Aim of the exercise
Restate the listing below word for word, omitting any images.

Record set
■ ■ ■ ■
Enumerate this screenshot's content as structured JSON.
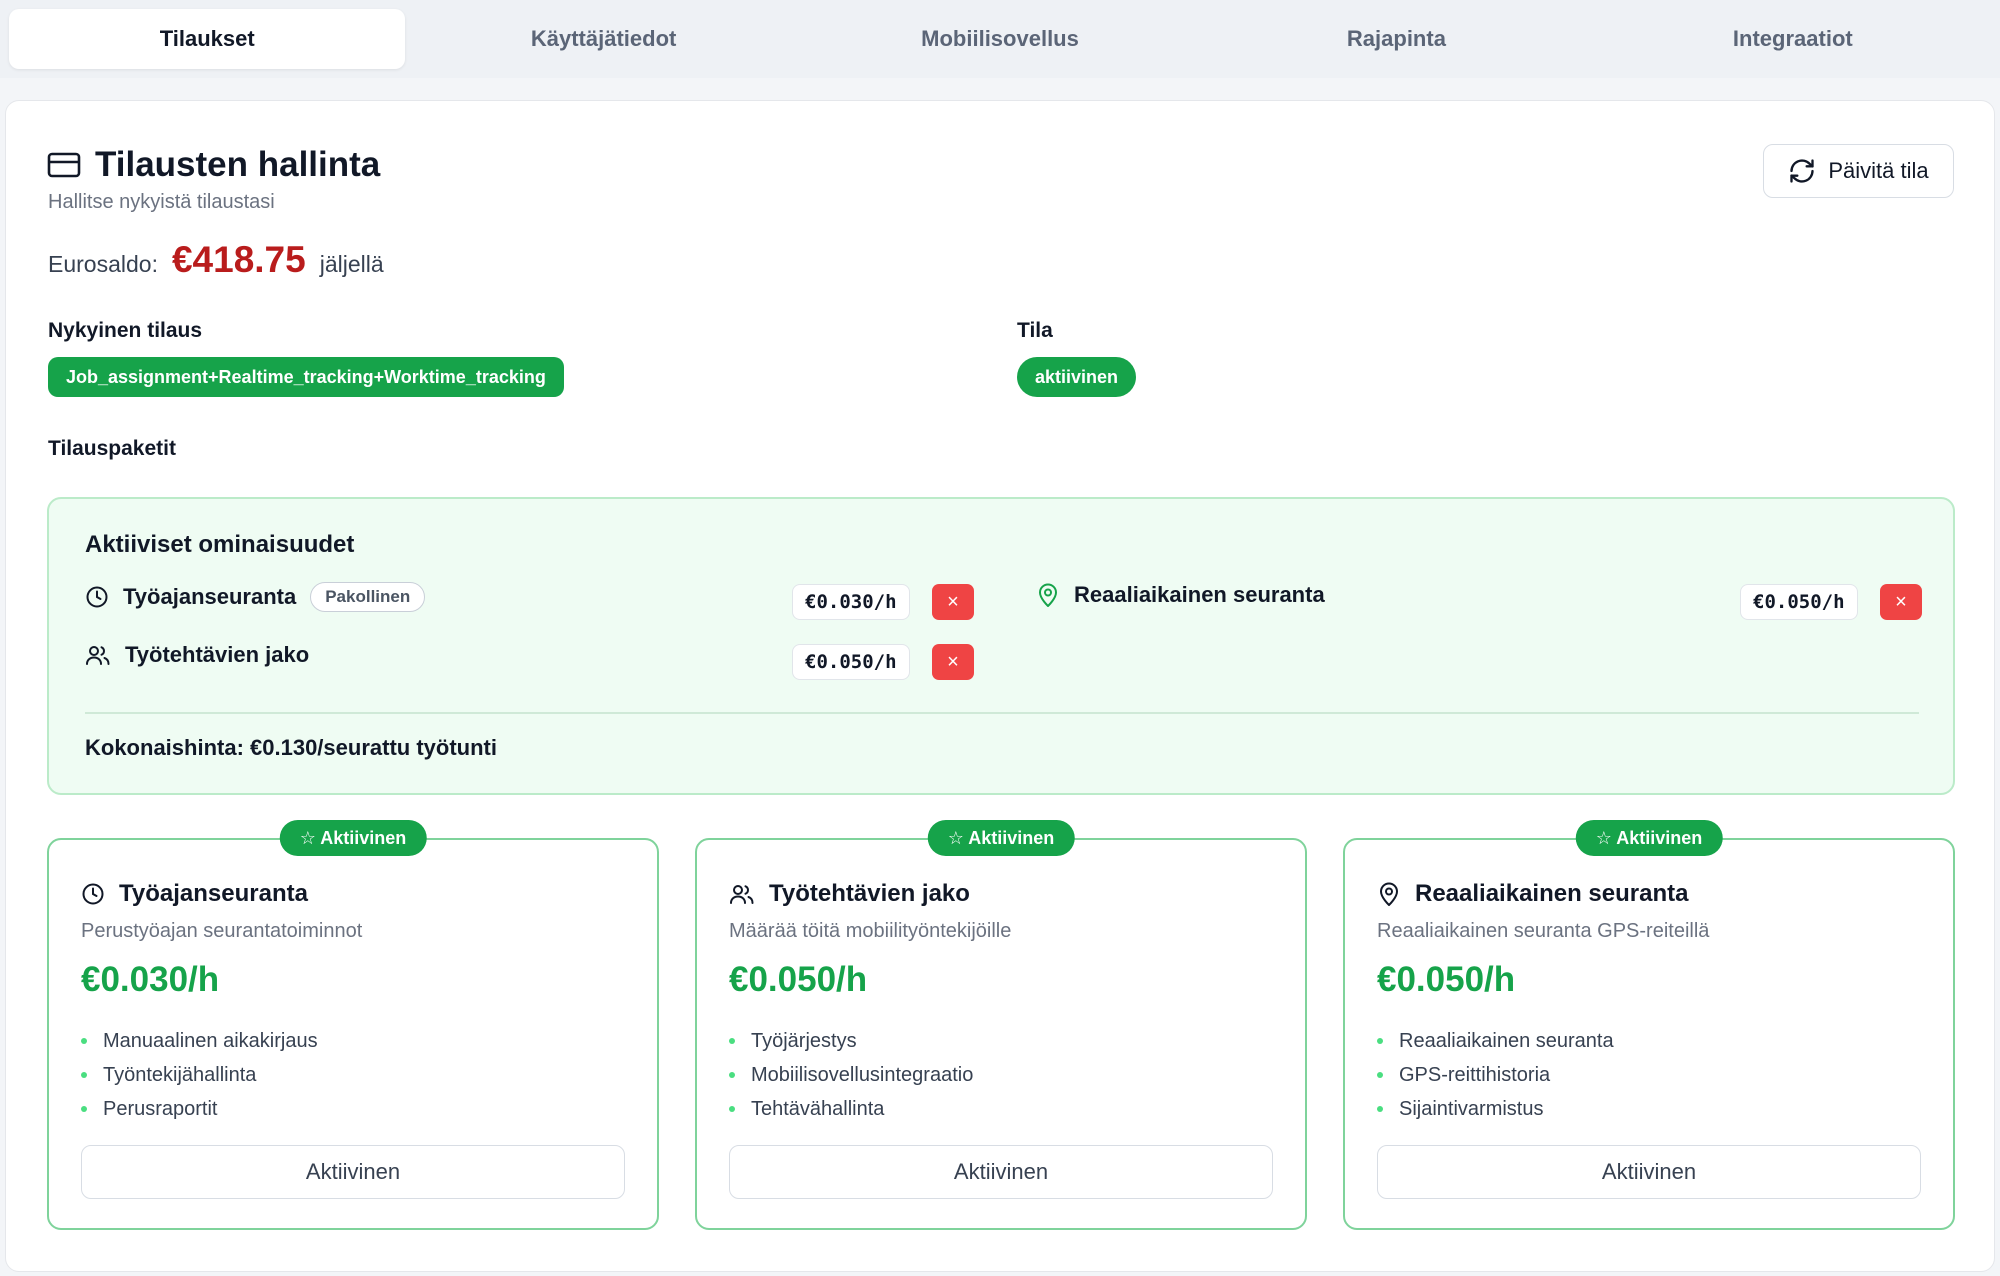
{
  "tabs": [
    {
      "label": "Tilaukset",
      "active": true
    },
    {
      "label": "Käyttäjätiedot",
      "active": false
    },
    {
      "label": "Mobiilisovellus",
      "active": false
    },
    {
      "label": "Rajapinta",
      "active": false
    },
    {
      "label": "Integraatiot",
      "active": false
    }
  ],
  "header": {
    "title": "Tilausten hallinta",
    "subtitle": "Hallitse nykyistä tilaustasi",
    "refresh_label": "Päivitä tila"
  },
  "balance": {
    "label": "Eurosaldo:",
    "value": "€418.75",
    "suffix": "jäljellä"
  },
  "current_plan": {
    "label": "Nykyinen tilaus",
    "value": "Job_assignment+Realtime_tracking+Worktime_tracking"
  },
  "status": {
    "label": "Tila",
    "value": "aktiivinen"
  },
  "packages_label": "Tilauspaketit",
  "active_features": {
    "title": "Aktiiviset ominaisuudet",
    "items": [
      {
        "name": "Työajanseuranta",
        "badge": "Pakollinen",
        "price": "€0.030/h",
        "icon": "clock-icon"
      },
      {
        "name": "Reaaliaikainen seuranta",
        "price": "€0.050/h",
        "icon": "map-pin-icon"
      },
      {
        "name": "Työtehtävien jako",
        "price": "€0.050/h",
        "icon": "users-icon"
      }
    ],
    "remove_symbol": "×",
    "total": "Kokonaishinta: €0.130/seurattu työtunti"
  },
  "cards": [
    {
      "badge": "☆ Aktiivinen",
      "title": "Työajanseuranta",
      "icon": "clock-icon",
      "description": "Perustyöajan seurantatoiminnot",
      "price": "€0.030/h",
      "features": [
        "Manuaalinen aikakirjaus",
        "Työntekijähallinta",
        "Perusraportit"
      ],
      "button": "Aktiivinen"
    },
    {
      "badge": "☆ Aktiivinen",
      "title": "Työtehtävien jako",
      "icon": "users-icon",
      "description": "Määrää töitä mobiilityöntekijöille",
      "price": "€0.050/h",
      "features": [
        "Työjärjestys",
        "Mobiilisovellusintegraatio",
        "Tehtävähallinta"
      ],
      "button": "Aktiivinen"
    },
    {
      "badge": "☆ Aktiivinen",
      "title": "Reaaliaikainen seuranta",
      "icon": "map-pin-icon",
      "description": "Reaaliaikainen seuranta GPS-reiteillä",
      "price": "€0.050/h",
      "features": [
        "Reaaliaikainen seuranta",
        "GPS-reittihistoria",
        "Sijaintivarmistus"
      ],
      "button": "Aktiivinen"
    }
  ],
  "colors": {
    "accent_green": "#16a34a",
    "balance_red": "#b91c1c",
    "remove_red": "#ef4444"
  }
}
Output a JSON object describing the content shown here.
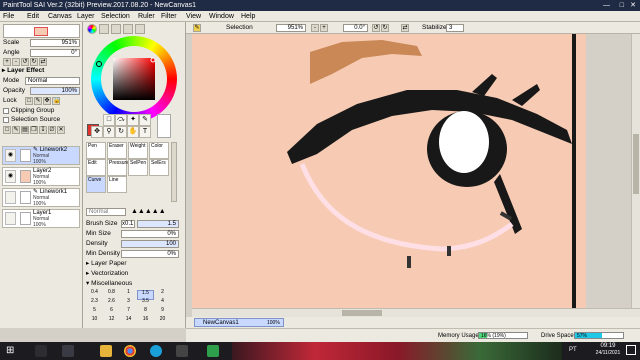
{
  "window": {
    "title": "PaintTool SAI Ver.2 (32bit) Preview.2017.08.20 - NewCanvas1"
  },
  "menu": [
    "File",
    "Edit",
    "Canvas",
    "Layer",
    "Selection",
    "Ruler",
    "Filter",
    "View",
    "Window",
    "Help"
  ],
  "nav": {
    "scale_label": "Scale",
    "scale_value": "951%",
    "angle_label": "Angle",
    "angle_value": "0°"
  },
  "layer_effect": {
    "header": "Layer Effect",
    "mode_label": "Mode",
    "mode_value": "Normal",
    "opacity_label": "Opacity",
    "opacity_value": "100%",
    "lock_label": "Lock",
    "clipping_label": "Clipping Group",
    "selection_source_label": "Selection Source"
  },
  "layers": [
    {
      "name": "Linework2",
      "mode": "Normal",
      "opacity": "100%",
      "selected": true
    },
    {
      "name": "Layer2",
      "mode": "Normal",
      "opacity": "100%",
      "selected": false
    },
    {
      "name": "Linework1",
      "mode": "Normal",
      "opacity": "100%",
      "selected": false
    },
    {
      "name": "Layer1",
      "mode": "Normal",
      "opacity": "100%",
      "selected": false
    }
  ],
  "color": {
    "current": "#e0332e",
    "secondary": "#ffffff"
  },
  "tools": {
    "brushes": [
      {
        "label": "Pen"
      },
      {
        "label": "Eraser"
      },
      {
        "label": "Weight"
      },
      {
        "label": "Color"
      },
      {
        "label": "Edit"
      },
      {
        "label": "Pressure"
      },
      {
        "label": "SelPen"
      },
      {
        "label": "SelErs"
      },
      {
        "label": "Curve"
      },
      {
        "label": "Line"
      }
    ]
  },
  "brush_settings": {
    "mode_value": "Normal",
    "brush_size_label": "Brush Size",
    "brush_size_mult": "x0.1",
    "brush_size_value": "1.5",
    "min_size_label": "Min Size",
    "min_size_value": "0%",
    "density_label": "Density",
    "density_value": "100",
    "min_density_label": "Min Density",
    "min_density_value": "0%",
    "sections": [
      "Layer Paper",
      "Vectorization",
      "Miscellaneous"
    ]
  },
  "size_presets": [
    "0.4",
    "0.8",
    "1",
    "1.5",
    "2",
    "2.3",
    "2.6",
    "3",
    "3.5",
    "4",
    "5",
    "6",
    "7",
    "8",
    "9",
    "10",
    "12",
    "14",
    "16",
    "20"
  ],
  "toolbar": {
    "selection_label": "Selection",
    "zoom_value": "951%",
    "angle_value": "0.0°",
    "stabilizer_label": "Stabilizer",
    "stabilizer_value": "3"
  },
  "doc_tabs": [
    {
      "name": "NewCanvas1",
      "zoom": "100%"
    }
  ],
  "status": {
    "memory_label": "Memory Usage",
    "memory_value": "16% (19%)",
    "memory_fill": 0.16,
    "drive_label": "Drive Space",
    "drive_value": "57%",
    "drive_fill": 0.57
  },
  "taskbar": {
    "locale": "PT",
    "time": "09:19",
    "date": "24/11/2021",
    "apps": [
      "search",
      "file-explorer",
      "chrome",
      "edge",
      "store",
      "mail",
      "paint-tool-sai"
    ]
  }
}
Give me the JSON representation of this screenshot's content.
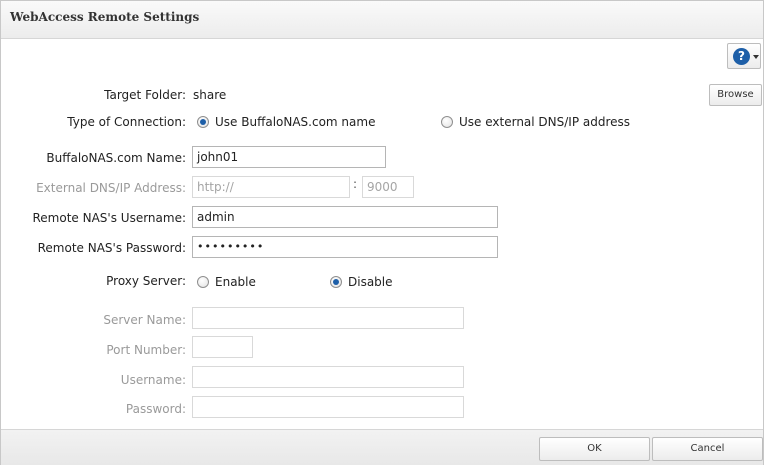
{
  "window": {
    "title": "WebAccess Remote Settings"
  },
  "help": {
    "icon": "help-icon",
    "glyph": "?"
  },
  "target_folder": {
    "label": "Target Folder:",
    "value": "share",
    "browse_label": "Browse"
  },
  "connection": {
    "label": "Type of Connection:",
    "options": [
      {
        "label": "Use BuffaloNAS.com name",
        "checked": true
      },
      {
        "label": "Use external DNS/IP address",
        "checked": false
      }
    ]
  },
  "buffalonas_name": {
    "label": "BuffaloNAS.com Name:",
    "value": "john01"
  },
  "external_dns": {
    "label": "External DNS/IP Address:",
    "value": "http://",
    "port": "9000",
    "separator": ":"
  },
  "remote_username": {
    "label": "Remote NAS's Username:",
    "value": "admin"
  },
  "remote_password": {
    "label": "Remote NAS's Password:",
    "value": "•••••••••"
  },
  "proxy": {
    "label": "Proxy Server:",
    "options": [
      {
        "label": "Enable",
        "checked": false
      },
      {
        "label": "Disable",
        "checked": true
      }
    ],
    "server_name": {
      "label": "Server Name:",
      "value": ""
    },
    "port_number": {
      "label": "Port Number:",
      "value": ""
    },
    "username": {
      "label": "Username:",
      "value": ""
    },
    "password": {
      "label": "Password:",
      "value": ""
    }
  },
  "footer": {
    "ok_label": "OK",
    "cancel_label": "Cancel"
  }
}
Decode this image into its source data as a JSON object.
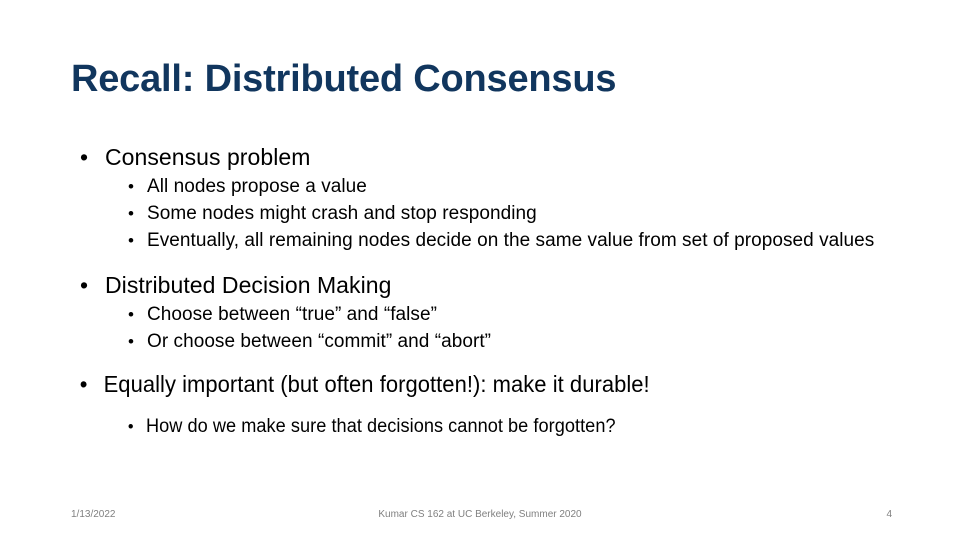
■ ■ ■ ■
Answer to this exercise
Enumerate this screenshot's content as structured JSON.
{
  "tabs": [
    {
      "label": "Tilaukset",
      "active": true
    },
    {
      "label": "Käyttäjätiedot",
      "active": false
    },
    {
      "label": "Mobiilisovellus",
      "active": false
    },
    {
      "label": "Rajapinta",
      "active": false
    },
    {
      "label": "Integraatiot",
      "active": false
    }
  ],
  "header": {
    "title": "Tilausten hallinta",
    "subtitle": "Hallitse nykyistä tilaustasi",
    "refresh_label": "Päivitä tila"
  },
  "balance": {
    "label": "Eurosaldo:",
    "value": "€418.75",
    "suffix": "jäljellä"
  },
  "current_plan": {
    "label": "Nykyinen tilaus",
    "value": "Job_assignment+Realtime_tracking+Worktime_tracking"
  },
  "status": {
    "label": "Tila",
    "value": "aktiivinen"
  },
  "packages_label": "Tilauspaketit",
  "active_features": {
    "title": "Aktiiviset ominaisuudet",
    "items": [
      {
        "name": "Työajanseuranta",
        "badge": "Pakollinen",
        "price": "€0.030/h",
        "icon": "clock-icon"
      },
      {
        "name": "Reaaliaikainen seuranta",
        "price": "€0.050/h",
        "icon": "map-pin-icon"
      },
      {
        "name": "Työtehtävien jako",
        "price": "€0.050/h",
        "icon": "users-icon"
      }
    ],
    "remove_symbol": "×",
    "total": "Kokonaishinta: €0.130/seurattu työtunti"
  },
  "cards": [
    {
      "badge": "☆ Aktiivinen",
      "title": "Työajanseuranta",
      "icon": "clock-icon",
      "description": "Perustyöajan seurantatoiminnot",
      "price": "€0.030/h",
      "features": [
        "Manuaalinen aikakirjaus",
        "Työntekijähallinta",
        "Perusraportit"
      ],
      "button": "Aktiivinen"
    },
    {
      "badge": "☆ Aktiivinen",
      "title": "Työtehtävien jako",
      "icon": "users-icon",
      "description": "Määrää töitä mobiilityöntekijöille",
      "price": "€0.050/h",
      "features": [
        "Työjärjestys",
        "Mobiilisovellusintegraatio",
        "Tehtävähallinta"
      ],
      "button": "Aktiivinen"
    },
    {
      "badge": "☆ Aktiivinen",
      "title": "Reaaliaikainen seuranta",
      "icon": "map-pin-icon",
      "description": "Reaaliaikainen seuranta GPS-reiteillä",
      "price": "€0.050/h",
      "features": [
        "Reaaliaikainen seuranta",
        "GPS-reittihistoria",
        "Sijaintivarmistus"
      ],
      "button": "Aktiivinen"
    }
  ],
  "colors": {
    "accent_green": "#16a34a",
    "balance_red": "#b91c1c",
    "remove_red": "#ef4444"
  }
}
Output a JSON object describing the content shown here.
{
  "window": {
    "title": "PaintTool SAI Ver.2 (32bit) Preview.2017.08.20 - NewCanvas1"
  },
  "menu": [
    "File",
    "Edit",
    "Canvas",
    "Layer",
    "Selection",
    "Ruler",
    "Filter",
    "View",
    "Window",
    "Help"
  ],
  "nav": {
    "scale_label": "Scale",
    "scale_value": "951%",
    "angle_label": "Angle",
    "angle_value": "0°"
  },
  "layer_effect": {
    "header": "Layer Effect",
    "mode_label": "Mode",
    "mode_value": "Normal",
    "opacity_label": "Opacity",
    "opacity_value": "100%",
    "lock_label": "Lock",
    "clipping_label": "Clipping Group",
    "selection_source_label": "Selection Source"
  },
  "layers": [
    {
      "name": "Linework2",
      "mode": "Normal",
      "opacity": "100%",
      "selected": true
    },
    {
      "name": "Layer2",
      "mode": "Normal",
      "opacity": "100%",
      "selected": false
    },
    {
      "name": "Linework1",
      "mode": "Normal",
      "opacity": "100%",
      "selected": false
    },
    {
      "name": "Layer1",
      "mode": "Normal",
      "opacity": "100%",
      "selected": false
    }
  ],
  "color": {
    "current": "#e0332e",
    "secondary": "#ffffff"
  },
  "tools": {
    "brushes": [
      {
        "label": "Pen"
      },
      {
        "label": "Eraser"
      },
      {
        "label": "Weight"
      },
      {
        "label": "Color"
      },
      {
        "label": "Edit"
      },
      {
        "label": "Pressure"
      },
      {
        "label": "SelPen"
      },
      {
        "label": "SelErs"
      },
      {
        "label": "Curve"
      },
      {
        "label": "Line"
      }
    ]
  },
  "brush_settings": {
    "mode_value": "Normal",
    "brush_size_label": "Brush Size",
    "brush_size_mult": "x0.1",
    "brush_size_value": "1.5",
    "min_size_label": "Min Size",
    "min_size_value": "0%",
    "density_label": "Density",
    "density_value": "100",
    "min_density_label": "Min Density",
    "min_density_value": "0%",
    "sections": [
      "Layer Paper",
      "Vectorization",
      "Miscellaneous"
    ]
  },
  "size_presets": [
    "0.4",
    "0.8",
    "1",
    "1.5",
    "2",
    "2.3",
    "2.6",
    "3",
    "3.5",
    "4",
    "5",
    "6",
    "7",
    "8",
    "9",
    "10",
    "12",
    "14",
    "16",
    "20"
  ],
  "toolbar": {
    "selection_label": "Selection",
    "zoom_value": "951%",
    "angle_value": "0.0°",
    "stabilizer_label": "Stabilizer",
    "stabilizer_value": "3"
  },
  "doc_tabs": [
    {
      "name": "NewCanvas1",
      "zoom": "100%"
    }
  ],
  "status": {
    "memory_label": "Memory Usage",
    "memory_value": "16% (19%)",
    "memory_fill": 0.16,
    "drive_label": "Drive Space",
    "drive_value": "57%",
    "drive_fill": 0.57
  },
  "taskbar": {
    "locale": "PT",
    "time": "09:19",
    "date": "24/11/2021",
    "apps": [
      "search",
      "file-explorer",
      "chrome",
      "edge",
      "store",
      "mail",
      "paint-tool-sai"
    ]
  }
}
Give me the JSON representation of this screenshot's content.
{
  "window": {
    "title": "WebAccess Remote Settings"
  },
  "help": {
    "icon": "help-icon",
    "glyph": "?"
  },
  "target_folder": {
    "label": "Target Folder:",
    "value": "share",
    "browse_label": "Browse"
  },
  "connection": {
    "label": "Type of Connection:",
    "options": [
      {
        "label": "Use BuffaloNAS.com name",
        "checked": true
      },
      {
        "label": "Use external DNS/IP address",
        "checked": false
      }
    ]
  },
  "buffalonas_name": {
    "label": "BuffaloNAS.com Name:",
    "value": "john01"
  },
  "external_dns": {
    "label": "External DNS/IP Address:",
    "value": "http://",
    "port": "9000",
    "separator": ":"
  },
  "remote_username": {
    "label": "Remote NAS's Username:",
    "value": "admin"
  },
  "remote_password": {
    "label": "Remote NAS's Password:",
    "value": "•••••••••"
  },
  "proxy": {
    "label": "Proxy Server:",
    "options": [
      {
        "label": "Enable",
        "checked": false
      },
      {
        "label": "Disable",
        "checked": true
      }
    ],
    "server_name": {
      "label": "Server Name:",
      "value": ""
    },
    "port_number": {
      "label": "Port Number:",
      "value": ""
    },
    "username": {
      "label": "Username:",
      "value": ""
    },
    "password": {
      "label": "Password:",
      "value": ""
    }
  },
  "footer": {
    "ok_label": "OK",
    "cancel_label": "Cancel"
  }
}
Decode this image into its source data as a JSON object.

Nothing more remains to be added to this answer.